Equally important, there is danger in the temptation to let the conflict with Iraq determine our attitude toward the entire gamut of foreign threats with which you and your principal advisers need to be concerned. Threats to US security interests must be prioritized and judged on their own terms. In our judgment as intelligence professionals, there are two real and present dangers today.
1. The upsurge in terrorism in the US and against American facilities and personnel abroad that we believe would inevitably flow from a US invasion of Iraq. Concern over this is particularly well expressed in the February 26 letter from FBI Special Agent Coleen Rowley to Director Mueller, a letter well worth your study.
2. North Korea poses a particular danger, although what form this might take is hard to predict. Pyongyang sees itself as the next target of your policy of preemption and, as its recent actions demonstrate, will take advantage of US pre-occupation with Iraq both to strengthen its defenses and to test US and South Korean responses. Although North Korea is economically weak, its armed forces are huge, well armed, and capable. It is entirely possible that the North will decide to mount a provocation to test the tripwire provided by the presence of US forces in South Korea. Given the closeness of Seoul to the border with the North and the reality that North Korean conventional forces far outnumber those of the South, a North Korean adventure could easily force you to face an abrupt, unwelcome decision regarding the use of nuclear weapons — a choice that your predecessors took great pains to avoid.
We suggest strongly that you order the Intelligence Community to undertake, on an expedited basis, a Special National Intelligence Estimate on North Korea, and that you defer any military action against Iraq until you have had a chance to give appropriate weight to the implications of the challenge the US might face on the Korean peninsula.
Richard Beske, San Diego
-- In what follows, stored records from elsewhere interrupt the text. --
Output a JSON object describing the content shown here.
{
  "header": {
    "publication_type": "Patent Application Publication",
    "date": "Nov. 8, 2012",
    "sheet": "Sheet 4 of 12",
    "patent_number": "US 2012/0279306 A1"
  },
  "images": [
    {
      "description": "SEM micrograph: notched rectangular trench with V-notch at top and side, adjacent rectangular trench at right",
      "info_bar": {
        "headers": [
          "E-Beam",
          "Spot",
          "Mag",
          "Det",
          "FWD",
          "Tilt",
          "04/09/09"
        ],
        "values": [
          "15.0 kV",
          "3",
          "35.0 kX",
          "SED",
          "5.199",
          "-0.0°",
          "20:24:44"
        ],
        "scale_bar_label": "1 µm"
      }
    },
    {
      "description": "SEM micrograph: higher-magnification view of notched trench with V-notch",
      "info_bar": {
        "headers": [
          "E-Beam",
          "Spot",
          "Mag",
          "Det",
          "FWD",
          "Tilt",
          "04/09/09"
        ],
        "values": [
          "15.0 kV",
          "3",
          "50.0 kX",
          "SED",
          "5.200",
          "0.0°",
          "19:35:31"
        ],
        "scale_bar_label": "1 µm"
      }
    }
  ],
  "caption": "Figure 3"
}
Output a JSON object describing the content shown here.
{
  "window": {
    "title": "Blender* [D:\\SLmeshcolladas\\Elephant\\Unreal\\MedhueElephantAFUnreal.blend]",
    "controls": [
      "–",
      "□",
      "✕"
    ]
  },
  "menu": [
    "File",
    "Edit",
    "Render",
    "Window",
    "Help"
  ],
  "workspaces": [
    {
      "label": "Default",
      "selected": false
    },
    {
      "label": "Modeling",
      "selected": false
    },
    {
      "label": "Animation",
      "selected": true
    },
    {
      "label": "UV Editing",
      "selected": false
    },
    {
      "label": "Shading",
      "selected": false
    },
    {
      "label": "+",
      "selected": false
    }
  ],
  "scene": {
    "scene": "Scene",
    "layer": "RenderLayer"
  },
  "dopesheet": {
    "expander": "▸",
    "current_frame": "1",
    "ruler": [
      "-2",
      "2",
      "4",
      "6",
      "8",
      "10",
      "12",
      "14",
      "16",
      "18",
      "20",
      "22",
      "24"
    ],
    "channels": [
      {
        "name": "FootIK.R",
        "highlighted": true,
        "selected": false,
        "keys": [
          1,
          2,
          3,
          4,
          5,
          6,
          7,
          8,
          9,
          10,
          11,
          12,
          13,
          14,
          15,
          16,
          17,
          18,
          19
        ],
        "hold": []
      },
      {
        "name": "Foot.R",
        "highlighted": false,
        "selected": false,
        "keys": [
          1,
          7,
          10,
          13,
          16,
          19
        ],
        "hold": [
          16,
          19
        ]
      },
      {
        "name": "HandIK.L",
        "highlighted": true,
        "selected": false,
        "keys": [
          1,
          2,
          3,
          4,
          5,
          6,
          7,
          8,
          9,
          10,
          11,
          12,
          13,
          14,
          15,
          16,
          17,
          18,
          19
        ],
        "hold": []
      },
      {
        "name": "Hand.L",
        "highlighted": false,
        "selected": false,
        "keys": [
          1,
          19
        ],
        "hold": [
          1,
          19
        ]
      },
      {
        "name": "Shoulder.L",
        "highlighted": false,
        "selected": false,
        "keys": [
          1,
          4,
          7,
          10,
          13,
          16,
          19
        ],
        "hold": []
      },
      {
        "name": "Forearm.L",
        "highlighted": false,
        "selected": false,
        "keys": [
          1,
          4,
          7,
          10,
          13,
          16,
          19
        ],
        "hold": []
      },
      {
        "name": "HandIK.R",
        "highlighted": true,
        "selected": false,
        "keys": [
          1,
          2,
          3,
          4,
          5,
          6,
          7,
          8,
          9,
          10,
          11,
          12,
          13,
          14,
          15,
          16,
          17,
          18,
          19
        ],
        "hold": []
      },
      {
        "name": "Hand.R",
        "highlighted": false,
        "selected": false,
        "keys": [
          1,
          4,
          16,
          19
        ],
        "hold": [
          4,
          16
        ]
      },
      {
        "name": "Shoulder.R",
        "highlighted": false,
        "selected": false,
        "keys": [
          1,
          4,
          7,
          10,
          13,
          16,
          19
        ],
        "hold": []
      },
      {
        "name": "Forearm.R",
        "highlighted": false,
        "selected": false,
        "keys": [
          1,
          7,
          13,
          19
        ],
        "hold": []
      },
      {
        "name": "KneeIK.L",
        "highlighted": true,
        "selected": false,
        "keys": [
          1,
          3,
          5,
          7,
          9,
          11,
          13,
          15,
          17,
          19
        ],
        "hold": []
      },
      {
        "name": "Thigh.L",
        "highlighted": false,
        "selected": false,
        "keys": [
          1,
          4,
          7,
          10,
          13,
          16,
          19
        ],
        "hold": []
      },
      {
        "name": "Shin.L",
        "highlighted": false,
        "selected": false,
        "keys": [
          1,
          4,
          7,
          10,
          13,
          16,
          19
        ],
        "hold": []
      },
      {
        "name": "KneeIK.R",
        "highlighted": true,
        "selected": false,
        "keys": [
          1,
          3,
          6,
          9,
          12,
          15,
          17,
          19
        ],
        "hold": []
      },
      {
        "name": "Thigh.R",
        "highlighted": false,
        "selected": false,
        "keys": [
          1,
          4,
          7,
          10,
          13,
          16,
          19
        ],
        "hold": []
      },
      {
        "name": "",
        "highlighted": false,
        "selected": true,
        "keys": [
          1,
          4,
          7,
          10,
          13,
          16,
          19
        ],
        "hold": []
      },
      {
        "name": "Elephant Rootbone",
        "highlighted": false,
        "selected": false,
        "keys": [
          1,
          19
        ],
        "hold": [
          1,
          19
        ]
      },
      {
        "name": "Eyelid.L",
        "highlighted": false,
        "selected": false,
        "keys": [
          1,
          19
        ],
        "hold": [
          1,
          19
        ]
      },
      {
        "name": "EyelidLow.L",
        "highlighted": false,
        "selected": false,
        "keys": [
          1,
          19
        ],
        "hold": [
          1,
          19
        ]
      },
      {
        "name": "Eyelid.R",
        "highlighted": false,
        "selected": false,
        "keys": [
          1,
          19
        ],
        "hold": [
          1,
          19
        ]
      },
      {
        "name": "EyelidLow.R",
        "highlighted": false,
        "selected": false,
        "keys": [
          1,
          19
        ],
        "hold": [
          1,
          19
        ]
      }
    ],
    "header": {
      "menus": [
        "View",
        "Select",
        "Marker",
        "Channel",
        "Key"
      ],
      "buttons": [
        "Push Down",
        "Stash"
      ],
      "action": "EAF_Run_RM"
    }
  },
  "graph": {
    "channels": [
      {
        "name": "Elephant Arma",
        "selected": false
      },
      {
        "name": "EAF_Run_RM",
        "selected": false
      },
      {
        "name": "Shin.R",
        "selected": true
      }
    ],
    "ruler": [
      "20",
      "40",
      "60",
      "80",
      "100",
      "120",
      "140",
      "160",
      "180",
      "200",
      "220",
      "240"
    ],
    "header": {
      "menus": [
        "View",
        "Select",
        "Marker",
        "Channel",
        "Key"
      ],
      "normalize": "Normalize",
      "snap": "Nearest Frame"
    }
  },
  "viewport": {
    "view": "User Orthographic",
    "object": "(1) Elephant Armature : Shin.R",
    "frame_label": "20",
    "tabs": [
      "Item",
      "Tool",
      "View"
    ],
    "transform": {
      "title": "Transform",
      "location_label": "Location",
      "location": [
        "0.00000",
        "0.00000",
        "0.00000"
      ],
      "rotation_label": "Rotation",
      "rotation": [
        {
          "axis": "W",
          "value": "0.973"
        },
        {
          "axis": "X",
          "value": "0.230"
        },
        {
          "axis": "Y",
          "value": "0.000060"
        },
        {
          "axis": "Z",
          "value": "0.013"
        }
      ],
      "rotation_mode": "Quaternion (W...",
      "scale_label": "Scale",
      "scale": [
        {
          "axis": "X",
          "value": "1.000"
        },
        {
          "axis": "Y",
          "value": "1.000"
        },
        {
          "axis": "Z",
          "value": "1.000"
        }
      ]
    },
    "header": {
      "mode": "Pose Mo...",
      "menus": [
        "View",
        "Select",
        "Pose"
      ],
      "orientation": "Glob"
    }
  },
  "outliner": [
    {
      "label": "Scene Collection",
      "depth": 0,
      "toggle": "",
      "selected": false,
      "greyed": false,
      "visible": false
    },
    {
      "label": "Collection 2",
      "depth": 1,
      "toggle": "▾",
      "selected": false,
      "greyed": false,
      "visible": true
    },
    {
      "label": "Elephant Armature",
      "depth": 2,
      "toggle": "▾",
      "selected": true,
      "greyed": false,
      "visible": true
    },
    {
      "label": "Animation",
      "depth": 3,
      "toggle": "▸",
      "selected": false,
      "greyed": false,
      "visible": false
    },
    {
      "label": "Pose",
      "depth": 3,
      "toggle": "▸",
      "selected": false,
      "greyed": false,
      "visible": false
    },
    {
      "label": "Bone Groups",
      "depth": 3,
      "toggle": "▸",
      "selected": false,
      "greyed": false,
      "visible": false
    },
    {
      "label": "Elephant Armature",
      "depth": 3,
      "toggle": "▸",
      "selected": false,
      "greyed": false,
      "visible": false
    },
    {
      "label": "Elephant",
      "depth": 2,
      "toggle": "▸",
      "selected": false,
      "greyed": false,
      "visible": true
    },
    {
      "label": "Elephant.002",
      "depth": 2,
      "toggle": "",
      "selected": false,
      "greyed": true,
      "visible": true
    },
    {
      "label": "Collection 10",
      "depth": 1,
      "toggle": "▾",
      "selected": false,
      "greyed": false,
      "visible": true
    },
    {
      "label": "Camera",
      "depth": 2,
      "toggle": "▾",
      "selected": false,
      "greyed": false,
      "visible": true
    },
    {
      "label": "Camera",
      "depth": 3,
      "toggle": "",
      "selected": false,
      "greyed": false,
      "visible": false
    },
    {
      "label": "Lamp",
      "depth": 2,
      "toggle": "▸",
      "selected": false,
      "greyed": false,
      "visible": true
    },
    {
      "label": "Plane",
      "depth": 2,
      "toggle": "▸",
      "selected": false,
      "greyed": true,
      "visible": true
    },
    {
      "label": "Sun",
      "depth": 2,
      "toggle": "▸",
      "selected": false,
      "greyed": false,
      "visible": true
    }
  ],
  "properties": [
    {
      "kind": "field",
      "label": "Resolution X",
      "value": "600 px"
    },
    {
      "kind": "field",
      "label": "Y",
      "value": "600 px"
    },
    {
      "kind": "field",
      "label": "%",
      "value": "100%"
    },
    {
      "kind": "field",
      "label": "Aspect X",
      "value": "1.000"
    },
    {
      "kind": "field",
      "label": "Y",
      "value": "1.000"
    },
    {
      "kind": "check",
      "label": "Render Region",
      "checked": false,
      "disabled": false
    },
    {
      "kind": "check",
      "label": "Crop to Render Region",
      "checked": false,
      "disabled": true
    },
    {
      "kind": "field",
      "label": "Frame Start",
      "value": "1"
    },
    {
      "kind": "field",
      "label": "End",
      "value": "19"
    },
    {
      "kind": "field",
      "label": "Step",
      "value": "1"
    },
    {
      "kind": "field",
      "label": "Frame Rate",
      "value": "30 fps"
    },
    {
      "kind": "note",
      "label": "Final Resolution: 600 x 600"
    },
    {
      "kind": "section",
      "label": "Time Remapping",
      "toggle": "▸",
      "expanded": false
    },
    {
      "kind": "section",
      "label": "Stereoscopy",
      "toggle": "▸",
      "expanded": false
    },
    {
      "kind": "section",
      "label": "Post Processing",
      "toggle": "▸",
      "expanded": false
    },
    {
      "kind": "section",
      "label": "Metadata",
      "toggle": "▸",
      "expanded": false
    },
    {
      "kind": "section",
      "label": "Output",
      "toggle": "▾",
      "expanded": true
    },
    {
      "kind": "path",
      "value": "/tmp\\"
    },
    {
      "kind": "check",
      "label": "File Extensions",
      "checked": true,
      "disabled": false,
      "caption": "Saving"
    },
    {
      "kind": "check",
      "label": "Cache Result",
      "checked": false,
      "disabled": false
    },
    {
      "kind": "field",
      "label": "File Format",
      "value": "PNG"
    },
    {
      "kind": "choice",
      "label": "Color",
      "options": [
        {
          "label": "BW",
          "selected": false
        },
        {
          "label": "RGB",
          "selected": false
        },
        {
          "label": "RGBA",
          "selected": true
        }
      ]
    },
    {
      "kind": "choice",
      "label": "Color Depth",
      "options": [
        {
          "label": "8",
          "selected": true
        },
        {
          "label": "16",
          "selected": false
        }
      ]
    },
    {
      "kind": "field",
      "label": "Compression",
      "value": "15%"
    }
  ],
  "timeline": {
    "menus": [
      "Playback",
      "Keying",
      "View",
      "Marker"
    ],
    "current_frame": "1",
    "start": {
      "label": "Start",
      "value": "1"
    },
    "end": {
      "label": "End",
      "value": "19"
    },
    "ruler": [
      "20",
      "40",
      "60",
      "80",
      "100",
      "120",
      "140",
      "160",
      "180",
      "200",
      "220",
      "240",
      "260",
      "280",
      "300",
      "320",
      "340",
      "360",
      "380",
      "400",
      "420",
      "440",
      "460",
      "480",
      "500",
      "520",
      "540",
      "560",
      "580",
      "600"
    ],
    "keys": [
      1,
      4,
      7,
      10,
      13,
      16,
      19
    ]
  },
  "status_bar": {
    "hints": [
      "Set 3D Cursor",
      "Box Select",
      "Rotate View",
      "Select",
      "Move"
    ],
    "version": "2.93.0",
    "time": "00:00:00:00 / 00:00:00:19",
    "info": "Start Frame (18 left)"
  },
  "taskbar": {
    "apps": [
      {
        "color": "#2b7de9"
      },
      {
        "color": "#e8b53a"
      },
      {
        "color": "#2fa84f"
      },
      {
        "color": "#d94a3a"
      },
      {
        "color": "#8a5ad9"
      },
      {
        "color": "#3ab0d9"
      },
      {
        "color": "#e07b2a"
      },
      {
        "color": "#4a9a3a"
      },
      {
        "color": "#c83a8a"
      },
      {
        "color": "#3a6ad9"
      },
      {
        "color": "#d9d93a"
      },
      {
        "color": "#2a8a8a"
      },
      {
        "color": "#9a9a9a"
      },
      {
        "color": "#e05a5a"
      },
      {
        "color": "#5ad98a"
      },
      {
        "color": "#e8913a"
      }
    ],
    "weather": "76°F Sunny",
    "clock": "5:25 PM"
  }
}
Kathleen McGrath Christison, Santa Fe
William Christison, Santa Fe
Patrick Eddington, Alexandria
Raymond McGovern, Arlington
Steering Group, Veteran Intelligence Professionals for Sanity